===== Dataset entries =====

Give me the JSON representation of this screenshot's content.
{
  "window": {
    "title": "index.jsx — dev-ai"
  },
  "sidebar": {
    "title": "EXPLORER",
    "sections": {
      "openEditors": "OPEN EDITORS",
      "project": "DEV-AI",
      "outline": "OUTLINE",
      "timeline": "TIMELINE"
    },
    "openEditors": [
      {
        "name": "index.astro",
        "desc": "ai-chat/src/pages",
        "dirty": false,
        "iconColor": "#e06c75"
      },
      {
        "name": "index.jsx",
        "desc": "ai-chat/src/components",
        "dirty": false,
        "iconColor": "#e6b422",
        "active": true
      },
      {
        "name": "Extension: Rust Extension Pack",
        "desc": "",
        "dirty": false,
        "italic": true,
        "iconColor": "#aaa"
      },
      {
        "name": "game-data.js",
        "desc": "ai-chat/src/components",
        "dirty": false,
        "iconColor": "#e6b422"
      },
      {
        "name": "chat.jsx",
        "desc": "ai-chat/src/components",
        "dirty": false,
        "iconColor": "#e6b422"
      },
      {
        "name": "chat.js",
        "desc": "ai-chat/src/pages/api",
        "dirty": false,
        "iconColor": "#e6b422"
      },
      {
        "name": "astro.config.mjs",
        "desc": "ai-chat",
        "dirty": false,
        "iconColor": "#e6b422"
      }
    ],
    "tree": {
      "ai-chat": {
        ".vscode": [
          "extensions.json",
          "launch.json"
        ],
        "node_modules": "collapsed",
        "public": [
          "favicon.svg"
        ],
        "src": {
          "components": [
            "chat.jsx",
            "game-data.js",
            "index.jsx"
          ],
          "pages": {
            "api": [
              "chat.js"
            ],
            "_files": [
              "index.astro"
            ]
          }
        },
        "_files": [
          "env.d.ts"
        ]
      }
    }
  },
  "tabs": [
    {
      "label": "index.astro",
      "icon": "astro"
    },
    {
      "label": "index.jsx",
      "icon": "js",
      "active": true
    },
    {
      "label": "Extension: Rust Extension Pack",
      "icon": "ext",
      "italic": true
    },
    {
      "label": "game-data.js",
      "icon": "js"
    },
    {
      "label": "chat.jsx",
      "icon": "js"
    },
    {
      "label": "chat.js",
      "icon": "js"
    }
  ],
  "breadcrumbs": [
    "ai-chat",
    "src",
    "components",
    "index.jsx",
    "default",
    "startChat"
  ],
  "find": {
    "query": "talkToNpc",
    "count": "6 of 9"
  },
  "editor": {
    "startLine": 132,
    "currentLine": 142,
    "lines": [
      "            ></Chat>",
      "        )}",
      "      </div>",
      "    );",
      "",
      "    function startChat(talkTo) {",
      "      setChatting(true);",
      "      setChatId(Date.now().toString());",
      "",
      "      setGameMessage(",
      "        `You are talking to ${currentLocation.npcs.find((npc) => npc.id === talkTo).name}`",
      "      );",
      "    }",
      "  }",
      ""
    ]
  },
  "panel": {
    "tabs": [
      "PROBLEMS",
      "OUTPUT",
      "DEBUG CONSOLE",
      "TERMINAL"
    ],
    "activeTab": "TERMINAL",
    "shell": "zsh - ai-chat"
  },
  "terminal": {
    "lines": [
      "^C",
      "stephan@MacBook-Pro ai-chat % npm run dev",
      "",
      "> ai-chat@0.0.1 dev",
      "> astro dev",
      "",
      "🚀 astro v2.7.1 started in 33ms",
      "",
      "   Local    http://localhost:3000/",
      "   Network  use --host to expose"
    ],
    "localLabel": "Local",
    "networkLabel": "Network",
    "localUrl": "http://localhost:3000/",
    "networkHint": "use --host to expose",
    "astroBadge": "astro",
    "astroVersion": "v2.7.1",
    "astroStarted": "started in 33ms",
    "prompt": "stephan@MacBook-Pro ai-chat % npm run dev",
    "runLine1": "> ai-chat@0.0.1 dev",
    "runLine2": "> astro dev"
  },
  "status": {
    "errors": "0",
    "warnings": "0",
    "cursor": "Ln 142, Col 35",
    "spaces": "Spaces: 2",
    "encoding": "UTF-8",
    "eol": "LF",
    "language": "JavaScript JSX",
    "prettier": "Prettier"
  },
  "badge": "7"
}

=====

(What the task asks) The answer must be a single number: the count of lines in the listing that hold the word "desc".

(Output of the exercise) 7